This is my Mark I Rocket Stove scrapped together from materials we had around the house. I have a few doubts about it, but it was essentially free except my labor and is pretty typical of most of the designs I've seen out there.

here's the top view and a second one showing the lining.

the lining helps with the efficiency (I'll explain in a minute) and provides a mass that will slowly release heat to heat the area.

This is the front view showing the fuel loading port and the air inlet.

 The theory is that with the air coming at the bottom and coming out the top provides a strong air flow. Once the lining of the chamber heats up the combination of the air and increased heat  results in better combustion meaning even higher temperatures, more efficient use of fuel and less smoke (all things that sound good to me!). The theory is pretty sound but will this thing work?

Here we are with a load of sticks.
This shows my number one concern. Loading from the side can be fiddly. I have to pay attention and push the sticks and other bio mass into the chamber. You need to watch your fire anyway, but as a work shop item I'd rather spend as much time as I can working and less fire tending. This could work for camping and cooking where paying attention to it and what is heating on it is the main point.

And the results of the first fire tests.

Test one: just sticks. Pain in the butt to start didn't really burn.

Test two: added some paper to the chamber to start. Three matches in and it still didn't want to run... so

Test three: this time I'm taking no chances in firing up! I broke out a serious fire starter
With a little help from my plumbers torch it caught and I got to see the start of how a rocket stove should really work. I got a good air flow coming in the bottom and out the top. You could really see the airflow in the fire and it started picking up. Then I met the next problem... between the rising air jet and a helpful burst of Idaho wind the paper ball I had put in jumped out and headed into the yard!

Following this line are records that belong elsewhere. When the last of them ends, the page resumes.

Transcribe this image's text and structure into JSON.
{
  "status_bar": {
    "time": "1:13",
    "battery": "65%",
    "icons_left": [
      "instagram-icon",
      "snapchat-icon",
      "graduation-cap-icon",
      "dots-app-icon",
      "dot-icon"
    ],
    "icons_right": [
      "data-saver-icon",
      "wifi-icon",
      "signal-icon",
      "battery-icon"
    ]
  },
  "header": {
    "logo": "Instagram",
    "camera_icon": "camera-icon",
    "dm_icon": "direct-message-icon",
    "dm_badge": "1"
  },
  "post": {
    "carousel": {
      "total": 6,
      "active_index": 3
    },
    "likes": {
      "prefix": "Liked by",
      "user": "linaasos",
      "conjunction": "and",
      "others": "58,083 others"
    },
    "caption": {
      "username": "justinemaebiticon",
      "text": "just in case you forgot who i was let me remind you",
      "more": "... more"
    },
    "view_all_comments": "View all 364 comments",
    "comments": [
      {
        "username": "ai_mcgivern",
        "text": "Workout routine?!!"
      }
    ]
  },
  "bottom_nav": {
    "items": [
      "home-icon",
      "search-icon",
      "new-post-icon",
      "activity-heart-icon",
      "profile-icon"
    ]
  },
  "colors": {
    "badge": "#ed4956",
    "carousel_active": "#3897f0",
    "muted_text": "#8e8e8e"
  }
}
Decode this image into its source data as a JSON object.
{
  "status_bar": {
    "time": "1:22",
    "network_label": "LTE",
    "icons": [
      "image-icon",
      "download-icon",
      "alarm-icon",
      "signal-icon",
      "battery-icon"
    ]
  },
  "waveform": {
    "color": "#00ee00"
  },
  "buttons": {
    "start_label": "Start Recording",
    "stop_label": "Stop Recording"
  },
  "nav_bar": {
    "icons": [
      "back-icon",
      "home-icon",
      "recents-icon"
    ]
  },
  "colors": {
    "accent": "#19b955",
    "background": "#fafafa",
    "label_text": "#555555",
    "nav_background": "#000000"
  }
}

So the results of this test... It looks like it will really work, but I'm concerned about the fuel loading, there is a trick to lighting it, and I'd rather do the next test on a calm day...

To be continued...

Upcoming posts will include the test firing of the Mark II Rocket Stove which is heavier do to different materials, cost a whopping four bucks and addresses my fuel loading concerns (and maybe even some lighting issues!). A head to head Mark I v Mark II fire fest and the Mark 1.5 which is a Mark I modification I thought of today.

There will also be serious philosophical, technical and scientific questions such as: Is stamping a 'crafty' activity for the unskilled, a legitimate art form or serious shop craft?

and... what the heck does this have to do with it?????? (hint: if you can figure out what this is you know my side(s?) on the stamping debate...)

You can probably still expect some recipes and fiber arts stuff but there are many other adventures and "burning topics" ahead.